* [Work to complete] Search the records for the string "percent", then copy each line that has it.

* [Data to use]

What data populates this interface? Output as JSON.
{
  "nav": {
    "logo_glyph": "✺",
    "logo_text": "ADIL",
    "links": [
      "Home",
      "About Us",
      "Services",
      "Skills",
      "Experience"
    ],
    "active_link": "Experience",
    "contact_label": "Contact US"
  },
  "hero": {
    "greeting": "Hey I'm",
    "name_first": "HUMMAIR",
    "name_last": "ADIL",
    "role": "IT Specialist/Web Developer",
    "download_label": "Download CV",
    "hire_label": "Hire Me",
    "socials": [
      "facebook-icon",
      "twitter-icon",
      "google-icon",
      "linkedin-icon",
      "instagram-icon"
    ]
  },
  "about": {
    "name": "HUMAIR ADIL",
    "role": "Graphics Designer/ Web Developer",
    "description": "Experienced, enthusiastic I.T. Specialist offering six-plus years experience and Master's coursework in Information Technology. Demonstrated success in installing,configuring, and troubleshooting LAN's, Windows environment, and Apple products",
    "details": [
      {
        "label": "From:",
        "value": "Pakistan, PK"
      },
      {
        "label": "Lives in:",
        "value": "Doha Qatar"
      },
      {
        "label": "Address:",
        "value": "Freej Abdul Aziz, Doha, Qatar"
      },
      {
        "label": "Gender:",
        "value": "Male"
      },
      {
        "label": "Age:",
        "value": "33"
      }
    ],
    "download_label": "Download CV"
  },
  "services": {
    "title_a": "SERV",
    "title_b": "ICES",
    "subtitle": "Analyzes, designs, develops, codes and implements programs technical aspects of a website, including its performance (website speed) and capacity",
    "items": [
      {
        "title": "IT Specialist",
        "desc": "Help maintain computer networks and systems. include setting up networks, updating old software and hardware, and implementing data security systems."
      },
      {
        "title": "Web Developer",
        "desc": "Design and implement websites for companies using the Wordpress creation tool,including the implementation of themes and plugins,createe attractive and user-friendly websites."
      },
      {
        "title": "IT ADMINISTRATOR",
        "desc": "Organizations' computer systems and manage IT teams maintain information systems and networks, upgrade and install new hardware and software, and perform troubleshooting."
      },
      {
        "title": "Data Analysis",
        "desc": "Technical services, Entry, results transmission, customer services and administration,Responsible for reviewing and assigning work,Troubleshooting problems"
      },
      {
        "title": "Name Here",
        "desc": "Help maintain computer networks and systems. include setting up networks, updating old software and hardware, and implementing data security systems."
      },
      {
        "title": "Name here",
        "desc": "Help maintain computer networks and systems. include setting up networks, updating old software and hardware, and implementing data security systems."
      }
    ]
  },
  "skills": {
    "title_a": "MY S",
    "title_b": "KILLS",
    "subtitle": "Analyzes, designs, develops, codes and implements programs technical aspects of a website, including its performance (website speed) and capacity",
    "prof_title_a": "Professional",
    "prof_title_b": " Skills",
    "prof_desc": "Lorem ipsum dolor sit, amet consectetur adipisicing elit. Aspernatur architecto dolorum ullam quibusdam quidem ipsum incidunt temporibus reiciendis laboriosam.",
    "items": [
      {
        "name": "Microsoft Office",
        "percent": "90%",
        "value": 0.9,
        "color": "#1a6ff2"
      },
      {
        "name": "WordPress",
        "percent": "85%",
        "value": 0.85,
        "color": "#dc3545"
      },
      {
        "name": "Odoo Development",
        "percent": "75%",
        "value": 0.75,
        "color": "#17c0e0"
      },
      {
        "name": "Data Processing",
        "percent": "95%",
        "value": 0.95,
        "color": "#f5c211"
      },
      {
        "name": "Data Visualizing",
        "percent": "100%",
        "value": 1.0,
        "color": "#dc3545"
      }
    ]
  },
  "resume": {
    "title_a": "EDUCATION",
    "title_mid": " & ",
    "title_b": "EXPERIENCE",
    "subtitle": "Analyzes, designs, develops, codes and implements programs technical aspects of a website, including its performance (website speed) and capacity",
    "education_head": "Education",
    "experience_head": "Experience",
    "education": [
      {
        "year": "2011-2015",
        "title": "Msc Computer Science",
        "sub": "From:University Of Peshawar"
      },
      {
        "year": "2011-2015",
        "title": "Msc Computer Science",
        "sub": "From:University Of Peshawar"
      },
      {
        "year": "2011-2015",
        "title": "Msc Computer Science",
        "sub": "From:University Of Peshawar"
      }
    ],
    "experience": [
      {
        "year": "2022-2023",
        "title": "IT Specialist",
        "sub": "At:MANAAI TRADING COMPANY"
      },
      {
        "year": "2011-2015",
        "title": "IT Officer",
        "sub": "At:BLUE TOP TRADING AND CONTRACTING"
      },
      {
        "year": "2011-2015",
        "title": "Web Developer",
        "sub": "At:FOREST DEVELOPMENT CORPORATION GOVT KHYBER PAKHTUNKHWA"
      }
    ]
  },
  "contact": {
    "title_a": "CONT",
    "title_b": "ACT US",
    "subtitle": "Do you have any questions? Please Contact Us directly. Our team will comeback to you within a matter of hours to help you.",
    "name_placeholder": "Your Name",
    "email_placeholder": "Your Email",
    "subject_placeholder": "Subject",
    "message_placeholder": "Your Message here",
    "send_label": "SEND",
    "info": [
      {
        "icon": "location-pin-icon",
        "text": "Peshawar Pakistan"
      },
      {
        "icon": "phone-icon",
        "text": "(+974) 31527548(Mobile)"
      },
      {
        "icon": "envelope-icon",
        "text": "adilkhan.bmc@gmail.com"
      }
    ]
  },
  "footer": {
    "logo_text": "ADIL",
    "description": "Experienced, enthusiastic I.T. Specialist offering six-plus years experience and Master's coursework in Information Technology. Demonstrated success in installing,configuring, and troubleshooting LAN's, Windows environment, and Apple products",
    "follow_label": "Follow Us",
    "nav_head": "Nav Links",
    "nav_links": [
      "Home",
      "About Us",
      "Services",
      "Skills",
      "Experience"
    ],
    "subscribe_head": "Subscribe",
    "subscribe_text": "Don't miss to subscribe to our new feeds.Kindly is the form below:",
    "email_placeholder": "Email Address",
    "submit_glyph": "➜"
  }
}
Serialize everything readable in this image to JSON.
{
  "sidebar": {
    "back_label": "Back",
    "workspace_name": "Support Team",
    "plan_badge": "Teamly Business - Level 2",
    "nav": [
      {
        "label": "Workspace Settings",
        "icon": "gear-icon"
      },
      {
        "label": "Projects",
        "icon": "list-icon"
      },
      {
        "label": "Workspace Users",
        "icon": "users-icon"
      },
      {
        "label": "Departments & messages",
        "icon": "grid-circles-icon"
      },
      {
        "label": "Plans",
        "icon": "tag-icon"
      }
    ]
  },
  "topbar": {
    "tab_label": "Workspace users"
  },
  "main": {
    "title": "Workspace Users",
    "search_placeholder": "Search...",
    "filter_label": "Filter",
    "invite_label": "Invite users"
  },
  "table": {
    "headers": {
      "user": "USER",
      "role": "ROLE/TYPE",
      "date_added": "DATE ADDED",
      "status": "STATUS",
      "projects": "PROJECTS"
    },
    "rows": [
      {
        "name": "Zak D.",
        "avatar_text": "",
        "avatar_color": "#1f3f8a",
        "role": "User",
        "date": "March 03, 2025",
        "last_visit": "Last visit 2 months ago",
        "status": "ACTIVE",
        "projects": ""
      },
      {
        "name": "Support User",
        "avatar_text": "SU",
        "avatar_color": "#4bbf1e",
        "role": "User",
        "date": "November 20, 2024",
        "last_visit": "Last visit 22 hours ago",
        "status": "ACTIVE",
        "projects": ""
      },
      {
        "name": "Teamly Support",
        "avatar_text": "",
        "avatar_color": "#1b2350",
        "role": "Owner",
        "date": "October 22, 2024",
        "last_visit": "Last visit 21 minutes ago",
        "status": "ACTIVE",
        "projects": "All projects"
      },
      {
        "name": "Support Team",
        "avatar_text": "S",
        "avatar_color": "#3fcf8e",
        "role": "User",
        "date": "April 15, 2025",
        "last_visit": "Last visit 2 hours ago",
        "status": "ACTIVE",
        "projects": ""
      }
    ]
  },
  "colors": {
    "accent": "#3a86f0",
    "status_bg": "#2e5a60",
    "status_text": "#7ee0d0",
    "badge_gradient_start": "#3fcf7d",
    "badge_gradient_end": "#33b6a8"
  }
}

* [Result below]
        "percent": "90%",
        "percent": "85%",
        "percent": "75%",
        "percent": "95%",
        "percent": "100%",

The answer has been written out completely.